**WHAT THE EXERCISE ASKS:**
The whole listing below is to be repeated without alteration.

**DATA SHOWN:**
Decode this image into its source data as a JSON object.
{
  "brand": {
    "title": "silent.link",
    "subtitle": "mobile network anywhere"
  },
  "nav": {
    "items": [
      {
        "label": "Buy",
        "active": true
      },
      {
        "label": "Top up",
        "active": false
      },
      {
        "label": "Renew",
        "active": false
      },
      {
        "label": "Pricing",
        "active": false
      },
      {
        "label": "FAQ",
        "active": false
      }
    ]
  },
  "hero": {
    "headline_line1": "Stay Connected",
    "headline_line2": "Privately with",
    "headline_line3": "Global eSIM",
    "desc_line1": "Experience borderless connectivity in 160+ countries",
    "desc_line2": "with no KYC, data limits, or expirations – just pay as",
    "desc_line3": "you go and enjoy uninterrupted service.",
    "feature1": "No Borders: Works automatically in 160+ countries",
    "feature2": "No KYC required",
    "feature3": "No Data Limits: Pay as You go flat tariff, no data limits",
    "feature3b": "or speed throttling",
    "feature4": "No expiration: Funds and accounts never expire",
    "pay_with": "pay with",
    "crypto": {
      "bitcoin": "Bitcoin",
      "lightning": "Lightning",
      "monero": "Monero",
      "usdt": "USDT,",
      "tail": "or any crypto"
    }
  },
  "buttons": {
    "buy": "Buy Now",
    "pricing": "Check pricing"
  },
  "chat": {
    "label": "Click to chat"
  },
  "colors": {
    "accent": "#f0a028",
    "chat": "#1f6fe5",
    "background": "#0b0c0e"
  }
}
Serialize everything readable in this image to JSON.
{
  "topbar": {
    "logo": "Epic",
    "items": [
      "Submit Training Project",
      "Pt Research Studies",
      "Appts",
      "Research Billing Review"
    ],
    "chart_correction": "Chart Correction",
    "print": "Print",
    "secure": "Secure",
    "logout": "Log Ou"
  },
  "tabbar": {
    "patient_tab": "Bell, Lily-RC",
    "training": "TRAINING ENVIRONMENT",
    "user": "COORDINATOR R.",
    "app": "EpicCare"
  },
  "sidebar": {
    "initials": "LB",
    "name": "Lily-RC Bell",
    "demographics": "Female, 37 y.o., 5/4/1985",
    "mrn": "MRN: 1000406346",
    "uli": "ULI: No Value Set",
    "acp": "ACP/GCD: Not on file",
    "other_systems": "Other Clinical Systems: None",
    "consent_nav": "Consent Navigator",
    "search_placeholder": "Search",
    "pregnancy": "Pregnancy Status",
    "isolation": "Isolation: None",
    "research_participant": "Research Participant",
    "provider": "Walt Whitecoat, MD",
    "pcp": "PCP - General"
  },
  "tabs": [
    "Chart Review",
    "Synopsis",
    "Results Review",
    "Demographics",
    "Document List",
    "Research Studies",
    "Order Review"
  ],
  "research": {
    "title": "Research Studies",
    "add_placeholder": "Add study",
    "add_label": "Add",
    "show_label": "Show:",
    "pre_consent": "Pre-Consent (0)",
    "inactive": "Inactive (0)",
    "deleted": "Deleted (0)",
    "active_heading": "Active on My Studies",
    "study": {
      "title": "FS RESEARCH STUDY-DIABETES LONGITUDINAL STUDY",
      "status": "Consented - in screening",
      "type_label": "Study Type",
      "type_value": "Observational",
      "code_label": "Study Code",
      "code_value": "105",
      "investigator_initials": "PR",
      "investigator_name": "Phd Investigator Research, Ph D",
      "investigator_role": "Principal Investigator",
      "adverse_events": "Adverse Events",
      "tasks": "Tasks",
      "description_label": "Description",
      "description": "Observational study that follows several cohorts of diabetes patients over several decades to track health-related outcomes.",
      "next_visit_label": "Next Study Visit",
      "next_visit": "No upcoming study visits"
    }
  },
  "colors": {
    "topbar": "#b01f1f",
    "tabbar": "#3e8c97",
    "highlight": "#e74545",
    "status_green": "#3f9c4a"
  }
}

**EXPECTED ANSWER:**
Decode this image into its source data as a JSON object.
{
  "brand": {
    "title": "silent.link",
    "subtitle": "mobile network anywhere"
  },
  "nav": {
    "items": [
      {
        "label": "Buy",
        "active": true
      },
      {
        "label": "Top up",
        "active": false
      },
      {
        "label": "Renew",
        "active": false
      },
      {
        "label": "Pricing",
        "active": false
      },
      {
        "label": "FAQ",
        "active": false
      }
    ]
  },
  "hero": {
    "headline_line1": "Stay Connected",
    "headline_line2": "Privately with",
    "headline_line3": "Global eSIM",
    "desc_line1": "Experience borderless connectivity in 160+ countries",
    "desc_line2": "with no KYC, data limits, or expirations – just pay as",
    "desc_line3": "you go and enjoy uninterrupted service.",
    "feature1": "No Borders: Works automatically in 160+ countries",
    "feature2": "No KYC required",
    "feature3": "No Data Limits: Pay as You go flat tariff, no data limits",
    "feature3b": "or speed throttling",
    "feature4": "No expiration: Funds and accounts never expire",
    "pay_with": "pay with",
    "crypto": {
      "bitcoin": "Bitcoin",
      "lightning": "Lightning",
      "monero": "Monero",
      "usdt": "USDT,",
      "tail": "or any crypto"
    }
  },
  "buttons": {
    "buy": "Buy Now",
    "pricing": "Check pricing"
  },
  "chat": {
    "label": "Click to chat"
  },
  "colors": {
    "accent": "#f0a028",
    "chat": "#1f6fe5",
    "background": "#0b0c0e"
  }
}
Serialize everything readable in this image to JSON.
{
  "topbar": {
    "logo": "Epic",
    "items": [
      "Submit Training Project",
      "Pt Research Studies",
      "Appts",
      "Research Billing Review"
    ],
    "chart_correction": "Chart Correction",
    "print": "Print",
    "secure": "Secure",
    "logout": "Log Ou"
  },
  "tabbar": {
    "patient_tab": "Bell, Lily-RC",
    "training": "TRAINING ENVIRONMENT",
    "user": "COORDINATOR R.",
    "app": "EpicCare"
  },
  "sidebar": {
    "initials": "LB",
    "name": "Lily-RC Bell",
    "demographics": "Female, 37 y.o., 5/4/1985",
    "mrn": "MRN: 1000406346",
    "uli": "ULI: No Value Set",
    "acp": "ACP/GCD: Not on file",
    "other_systems": "Other Clinical Systems: None",
    "consent_nav": "Consent Navigator",
    "search_placeholder": "Search",
    "pregnancy": "Pregnancy Status",
    "isolation": "Isolation: None",
    "research_participant": "Research Participant",
    "provider": "Walt Whitecoat, MD",
    "pcp": "PCP - General"
  },
  "tabs": [
    "Chart Review",
    "Synopsis",
    "Results Review",
    "Demographics",
    "Document List",
    "Research Studies",
    "Order Review"
  ],
  "research": {
    "title": "Research Studies",
    "add_placeholder": "Add study",
    "add_label": "Add",
    "show_label": "Show:",
    "pre_consent": "Pre-Consent (0)",
    "inactive": "Inactive (0)",
    "deleted": "Deleted (0)",
    "active_heading": "Active on My Studies",
    "study": {
      "title": "FS RESEARCH STUDY-DIABETES LONGITUDINAL STUDY",
      "status": "Consented - in screening",
      "type_label": "Study Type",
      "type_value": "Observational",
      "code_label": "Study Code",
      "code_value": "105",
      "investigator_initials": "PR",
      "investigator_name": "Phd Investigator Research, Ph D",
      "investigator_role": "Principal Investigator",
      "adverse_events": "Adverse Events",
      "tasks": "Tasks",
      "description_label": "Description",
      "description": "Observational study that follows several cohorts of diabetes patients over several decades to track health-related outcomes.",
      "next_visit_label": "Next Study Visit",
      "next_visit": "No upcoming study visits"
    }
  },
  "colors": {
    "topbar": "#b01f1f",
    "tabbar": "#3e8c97",
    "highlight": "#e74545",
    "status_green": "#3f9c4a"
  }
}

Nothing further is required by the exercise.